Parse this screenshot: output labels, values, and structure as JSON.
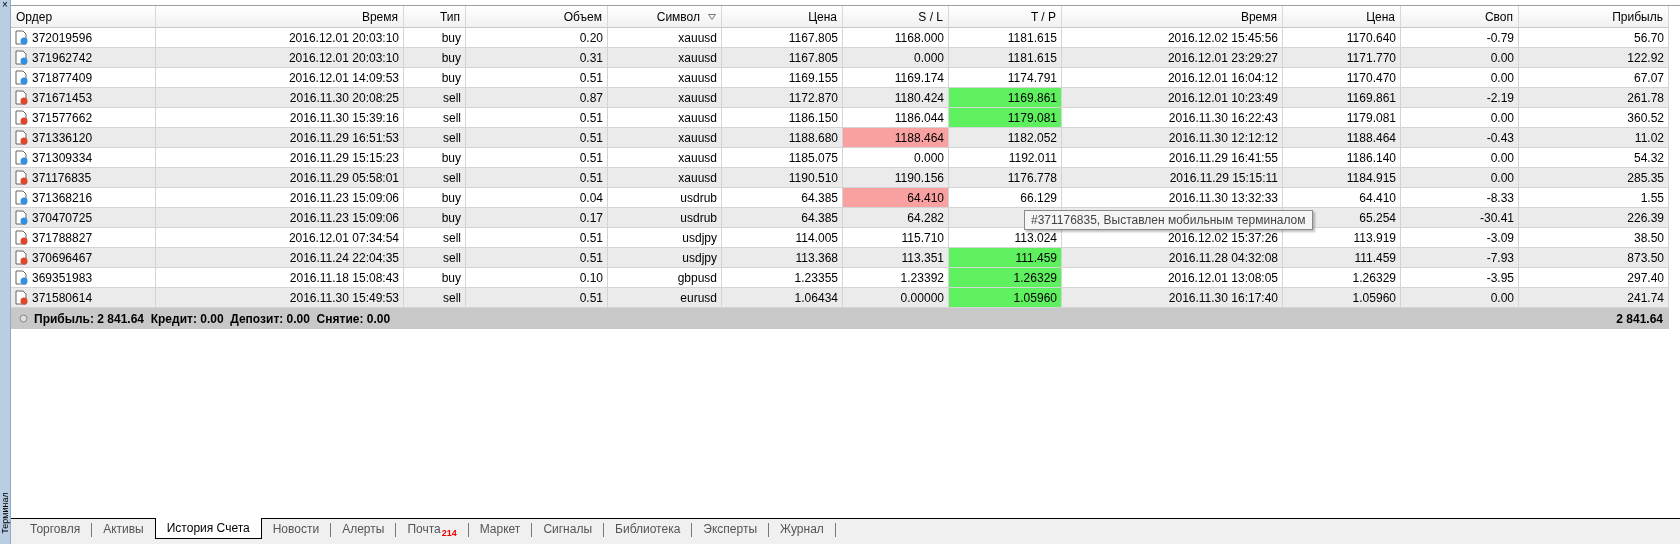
{
  "side_panel": {
    "close": "×",
    "title": "Терминал"
  },
  "table": {
    "columns": [
      {
        "label": "Ордер",
        "sorted": false
      },
      {
        "label": "Время",
        "sorted": false
      },
      {
        "label": "Тип",
        "sorted": false
      },
      {
        "label": "Объем",
        "sorted": false
      },
      {
        "label": "Символ",
        "sorted": true
      },
      {
        "label": "Цена",
        "sorted": false
      },
      {
        "label": "S / L",
        "sorted": false
      },
      {
        "label": "T / P",
        "sorted": false
      },
      {
        "label": "Время",
        "sorted": false
      },
      {
        "label": "Цена",
        "sorted": false
      },
      {
        "label": "Своп",
        "sorted": false
      },
      {
        "label": "Прибыль",
        "sorted": false
      }
    ],
    "rows": [
      {
        "color": "#2f8fe0",
        "order": "372019596",
        "open_time": "2016.12.01 20:03:10",
        "type": "buy",
        "volume": "0.20",
        "symbol": "xauusd",
        "open_price": "1167.805",
        "sl": "1168.000",
        "sl_hit": false,
        "tp": "1181.615",
        "tp_hit": false,
        "close_time": "2016.12.02 15:45:56",
        "close_price": "1170.640",
        "swap": "-0.79",
        "profit": "56.70"
      },
      {
        "color": "#2f8fe0",
        "order": "371962742",
        "open_time": "2016.12.01 20:03:10",
        "type": "buy",
        "volume": "0.31",
        "symbol": "xauusd",
        "open_price": "1167.805",
        "sl": "0.000",
        "sl_hit": false,
        "tp": "1181.615",
        "tp_hit": false,
        "close_time": "2016.12.01 23:29:27",
        "close_price": "1171.770",
        "swap": "0.00",
        "profit": "122.92"
      },
      {
        "color": "#2f8fe0",
        "order": "371877409",
        "open_time": "2016.12.01 14:09:53",
        "type": "buy",
        "volume": "0.51",
        "symbol": "xauusd",
        "open_price": "1169.155",
        "sl": "1169.174",
        "sl_hit": false,
        "tp": "1174.791",
        "tp_hit": false,
        "close_time": "2016.12.01 16:04:12",
        "close_price": "1170.470",
        "swap": "0.00",
        "profit": "67.07"
      },
      {
        "color": "#e0442a",
        "order": "371671453",
        "open_time": "2016.11.30 20:08:25",
        "type": "sell",
        "volume": "0.87",
        "symbol": "xauusd",
        "open_price": "1172.870",
        "sl": "1180.424",
        "sl_hit": false,
        "tp": "1169.861",
        "tp_hit": true,
        "close_time": "2016.12.01 10:23:49",
        "close_price": "1169.861",
        "swap": "-2.19",
        "profit": "261.78"
      },
      {
        "color": "#e0442a",
        "order": "371577662",
        "open_time": "2016.11.30 15:39:16",
        "type": "sell",
        "volume": "0.51",
        "symbol": "xauusd",
        "open_price": "1186.150",
        "sl": "1186.044",
        "sl_hit": false,
        "tp": "1179.081",
        "tp_hit": true,
        "close_time": "2016.11.30 16:22:43",
        "close_price": "1179.081",
        "swap": "0.00",
        "profit": "360.52"
      },
      {
        "color": "#e0442a",
        "order": "371336120",
        "open_time": "2016.11.29 16:51:53",
        "type": "sell",
        "volume": "0.51",
        "symbol": "xauusd",
        "open_price": "1188.680",
        "sl": "1188.464",
        "sl_hit": true,
        "tp": "1182.052",
        "tp_hit": false,
        "close_time": "2016.11.30 12:12:12",
        "close_price": "1188.464",
        "swap": "-0.43",
        "profit": "11.02"
      },
      {
        "color": "#2f8fe0",
        "order": "371309334",
        "open_time": "2016.11.29 15:15:23",
        "type": "buy",
        "volume": "0.51",
        "symbol": "xauusd",
        "open_price": "1185.075",
        "sl": "0.000",
        "sl_hit": false,
        "tp": "1192.011",
        "tp_hit": false,
        "close_time": "2016.11.29 16:41:55",
        "close_price": "1186.140",
        "swap": "0.00",
        "profit": "54.32"
      },
      {
        "color": "#e0442a",
        "order": "371176835",
        "open_time": "2016.11.29 05:58:01",
        "type": "sell",
        "volume": "0.51",
        "symbol": "xauusd",
        "open_price": "1190.510",
        "sl": "1190.156",
        "sl_hit": false,
        "tp": "1176.778",
        "tp_hit": false,
        "close_time": "2016.11.29 15:15:11",
        "close_price": "1184.915",
        "swap": "0.00",
        "profit": "285.35"
      },
      {
        "color": "#2f8fe0",
        "order": "371368216",
        "open_time": "2016.11.23 15:09:06",
        "type": "buy",
        "volume": "0.04",
        "symbol": "usdrub",
        "open_price": "64.385",
        "sl": "64.410",
        "sl_hit": true,
        "tp": "66.129",
        "tp_hit": false,
        "close_time": "2016.11.30 13:32:33",
        "close_price": "64.410",
        "swap": "-8.33",
        "profit": "1.55"
      },
      {
        "color": "#2f8fe0",
        "order": "370470725",
        "open_time": "2016.11.23 15:09:06",
        "type": "buy",
        "volume": "0.17",
        "symbol": "usdrub",
        "open_price": "64.385",
        "sl": "64.282",
        "sl_hit": false,
        "close_price": "65.254",
        "swap": "-30.41",
        "profit": "226.39"
      },
      {
        "color": "#e0442a",
        "order": "371788827",
        "open_time": "2016.12.01 07:34:54",
        "type": "sell",
        "volume": "0.51",
        "symbol": "usdjpy",
        "open_price": "114.005",
        "sl": "115.710",
        "sl_hit": false,
        "tp": "113.024",
        "tp_hit": false,
        "close_time": "2016.12.02 15:37:26",
        "close_price": "113.919",
        "swap": "-3.09",
        "profit": "38.50"
      },
      {
        "color": "#e0442a",
        "order": "370696467",
        "open_time": "2016.11.24 22:04:35",
        "type": "sell",
        "volume": "0.51",
        "symbol": "usdjpy",
        "open_price": "113.368",
        "sl": "113.351",
        "sl_hit": false,
        "tp": "111.459",
        "tp_hit": true,
        "close_time": "2016.11.28 04:32:08",
        "close_price": "111.459",
        "swap": "-7.93",
        "profit": "873.50"
      },
      {
        "color": "#2f8fe0",
        "order": "369351983",
        "open_time": "2016.11.18 15:08:43",
        "type": "buy",
        "volume": "0.10",
        "symbol": "gbpusd",
        "open_price": "1.23355",
        "sl": "1.23392",
        "sl_hit": false,
        "tp": "1.26329",
        "tp_hit": true,
        "close_time": "2016.12.01 13:08:05",
        "close_price": "1.26329",
        "swap": "-3.95",
        "profit": "297.40"
      },
      {
        "color": "#e0442a",
        "order": "371580614",
        "open_time": "2016.11.30 15:49:53",
        "type": "sell",
        "volume": "0.51",
        "symbol": "eurusd",
        "open_price": "1.06434",
        "sl": "0.00000",
        "sl_hit": false,
        "tp": "1.05960",
        "tp_hit": true,
        "close_time": "2016.11.30 16:17:40",
        "close_price": "1.05960",
        "swap": "0.00",
        "profit": "241.74"
      }
    ],
    "summary": {
      "text": "Прибыль: 2 841.64  Кредит: 0.00  Депозит: 0.00  Снятие: 0.00",
      "total": "2 841.64"
    },
    "tooltip": {
      "text": "#371176835, Выставлен мобильным терминалом"
    }
  },
  "tabs": [
    {
      "label": "Торговля",
      "selected": false
    },
    {
      "label": "Активы",
      "selected": false
    },
    {
      "label": "История Счета",
      "selected": true
    },
    {
      "label": "Новости",
      "selected": false
    },
    {
      "label": "Алерты",
      "selected": false
    },
    {
      "label": "Почта",
      "selected": false,
      "badge": "214"
    },
    {
      "label": "Маркет",
      "selected": false
    },
    {
      "label": "Сигналы",
      "selected": false
    },
    {
      "label": "Библиотека",
      "selected": false
    },
    {
      "label": "Эксперты",
      "selected": false
    },
    {
      "label": "Журнал",
      "selected": false
    }
  ]
}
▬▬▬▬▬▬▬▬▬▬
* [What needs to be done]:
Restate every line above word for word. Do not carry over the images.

* [Answer to this problem]:
Parse this screenshot: output labels, values, and structure as JSON.
{
  "side_panel": {
    "close": "×",
    "title": "Терминал"
  },
  "table": {
    "columns": [
      {
        "label": "Ордер",
        "sorted": false
      },
      {
        "label": "Время",
        "sorted": false
      },
      {
        "label": "Тип",
        "sorted": false
      },
      {
        "label": "Объем",
        "sorted": false
      },
      {
        "label": "Символ",
        "sorted": true
      },
      {
        "label": "Цена",
        "sorted": false
      },
      {
        "label": "S / L",
        "sorted": false
      },
      {
        "label": "T / P",
        "sorted": false
      },
      {
        "label": "Время",
        "sorted": false
      },
      {
        "label": "Цена",
        "sorted": false
      },
      {
        "label": "Своп",
        "sorted": false
      },
      {
        "label": "Прибыль",
        "sorted": false
      }
    ],
    "rows": [
      {
        "color": "#2f8fe0",
        "order": "372019596",
        "open_time": "2016.12.01 20:03:10",
        "type": "buy",
        "volume": "0.20",
        "symbol": "xauusd",
        "open_price": "1167.805",
        "sl": "1168.000",
        "sl_hit": false,
        "tp": "1181.615",
        "tp_hit": false,
        "close_time": "2016.12.02 15:45:56",
        "close_price": "1170.640",
        "swap": "-0.79",
        "profit": "56.70"
      },
      {
        "color": "#2f8fe0",
        "order": "371962742",
        "open_time": "2016.12.01 20:03:10",
        "type": "buy",
        "volume": "0.31",
        "symbol": "xauusd",
        "open_price": "1167.805",
        "sl": "0.000",
        "sl_hit": false,
        "tp": "1181.615",
        "tp_hit": false,
        "close_time": "2016.12.01 23:29:27",
        "close_price": "1171.770",
        "swap": "0.00",
        "profit": "122.92"
      },
      {
        "color": "#2f8fe0",
        "order": "371877409",
        "open_time": "2016.12.01 14:09:53",
        "type": "buy",
        "volume": "0.51",
        "symbol": "xauusd",
        "open_price": "1169.155",
        "sl": "1169.174",
        "sl_hit": false,
        "tp": "1174.791",
        "tp_hit": false,
        "close_time": "2016.12.01 16:04:12",
        "close_price": "1170.470",
        "swap": "0.00",
        "profit": "67.07"
      },
      {
        "color": "#e0442a",
        "order": "371671453",
        "open_time": "2016.11.30 20:08:25",
        "type": "sell",
        "volume": "0.87",
        "symbol": "xauusd",
        "open_price": "1172.870",
        "sl": "1180.424",
        "sl_hit": false,
        "tp": "1169.861",
        "tp_hit": true,
        "close_time": "2016.12.01 10:23:49",
        "close_price": "1169.861",
        "swap": "-2.19",
        "profit": "261.78"
      },
      {
        "color": "#e0442a",
        "order": "371577662",
        "open_time": "2016.11.30 15:39:16",
        "type": "sell",
        "volume": "0.51",
        "symbol": "xauusd",
        "open_price": "1186.150",
        "sl": "1186.044",
        "sl_hit": false,
        "tp": "1179.081",
        "tp_hit": true,
        "close_time": "2016.11.30 16:22:43",
        "close_price": "1179.081",
        "swap": "0.00",
        "profit": "360.52"
      },
      {
        "color": "#e0442a",
        "order": "371336120",
        "open_time": "2016.11.29 16:51:53",
        "type": "sell",
        "volume": "0.51",
        "symbol": "xauusd",
        "open_price": "1188.680",
        "sl": "1188.464",
        "sl_hit": true,
        "tp": "1182.052",
        "tp_hit": false,
        "close_time": "2016.11.30 12:12:12",
        "close_price": "1188.464",
        "swap": "-0.43",
        "profit": "11.02"
      },
      {
        "color": "#2f8fe0",
        "order": "371309334",
        "open_time": "2016.11.29 15:15:23",
        "type": "buy",
        "volume": "0.51",
        "symbol": "xauusd",
        "open_price": "1185.075",
        "sl": "0.000",
        "sl_hit": false,
        "tp": "1192.011",
        "tp_hit": false,
        "close_time": "2016.11.29 16:41:55",
        "close_price": "1186.140",
        "swap": "0.00",
        "profit": "54.32"
      },
      {
        "color": "#e0442a",
        "order": "371176835",
        "open_time": "2016.11.29 05:58:01",
        "type": "sell",
        "volume": "0.51",
        "symbol": "xauusd",
        "open_price": "1190.510",
        "sl": "1190.156",
        "sl_hit": false,
        "tp": "1176.778",
        "tp_hit": false,
        "close_time": "2016.11.29 15:15:11",
        "close_price": "1184.915",
        "swap": "0.00",
        "profit": "285.35"
      },
      {
        "color": "#2f8fe0",
        "order": "371368216",
        "open_time": "2016.11.23 15:09:06",
        "type": "buy",
        "volume": "0.04",
        "symbol": "usdrub",
        "open_price": "64.385",
        "sl": "64.410",
        "sl_hit": true,
        "tp": "66.129",
        "tp_hit": false,
        "close_time": "2016.11.30 13:32:33",
        "close_price": "64.410",
        "swap": "-8.33",
        "profit": "1.55"
      },
      {
        "color": "#2f8fe0",
        "order": "370470725",
        "open_time": "2016.11.23 15:09:06",
        "type": "buy",
        "volume": "0.17",
        "symbol": "usdrub",
        "open_price": "64.385",
        "sl": "64.282",
        "sl_hit": false,
        "close_price": "65.254",
        "swap": "-30.41",
        "profit": "226.39"
      },
      {
        "color": "#e0442a",
        "order": "371788827",
        "open_time": "2016.12.01 07:34:54",
        "type": "sell",
        "volume": "0.51",
        "symbol": "usdjpy",
        "open_price": "114.005",
        "sl": "115.710",
        "sl_hit": false,
        "tp": "113.024",
        "tp_hit": false,
        "close_time": "2016.12.02 15:37:26",
        "close_price": "113.919",
        "swap": "-3.09",
        "profit": "38.50"
      },
      {
        "color": "#e0442a",
        "order": "370696467",
        "open_time": "2016.11.24 22:04:35",
        "type": "sell",
        "volume": "0.51",
        "symbol": "usdjpy",
        "open_price": "113.368",
        "sl": "113.351",
        "sl_hit": false,
        "tp": "111.459",
        "tp_hit": true,
        "close_time": "2016.11.28 04:32:08",
        "close_price": "111.459",
        "swap": "-7.93",
        "profit": "873.50"
      },
      {
        "color": "#2f8fe0",
        "order": "369351983",
        "open_time": "2016.11.18 15:08:43",
        "type": "buy",
        "volume": "0.10",
        "symbol": "gbpusd",
        "open_price": "1.23355",
        "sl": "1.23392",
        "sl_hit": false,
        "tp": "1.26329",
        "tp_hit": true,
        "close_time": "2016.12.01 13:08:05",
        "close_price": "1.26329",
        "swap": "-3.95",
        "profit": "297.40"
      },
      {
        "color": "#e0442a",
        "order": "371580614",
        "open_time": "2016.11.30 15:49:53",
        "type": "sell",
        "volume": "0.51",
        "symbol": "eurusd",
        "open_price": "1.06434",
        "sl": "0.00000",
        "sl_hit": false,
        "tp": "1.05960",
        "tp_hit": true,
        "close_time": "2016.11.30 16:17:40",
        "close_price": "1.05960",
        "swap": "0.00",
        "profit": "241.74"
      }
    ],
    "summary": {
      "text": "Прибыль: 2 841.64  Кредит: 0.00  Депозит: 0.00  Снятие: 0.00",
      "total": "2 841.64"
    },
    "tooltip": {
      "text": "#371176835, Выставлен мобильным терминалом"
    }
  },
  "tabs": [
    {
      "label": "Торговля",
      "selected": false
    },
    {
      "label": "Активы",
      "selected": false
    },
    {
      "label": "История Счета",
      "selected": true
    },
    {
      "label": "Новости",
      "selected": false
    },
    {
      "label": "Алерты",
      "selected": false
    },
    {
      "label": "Почта",
      "selected": false,
      "badge": "214"
    },
    {
      "label": "Маркет",
      "selected": false
    },
    {
      "label": "Сигналы",
      "selected": false
    },
    {
      "label": "Библиотека",
      "selected": false
    },
    {
      "label": "Эксперты",
      "selected": false
    },
    {
      "label": "Журнал",
      "selected": false
    }
  ]
}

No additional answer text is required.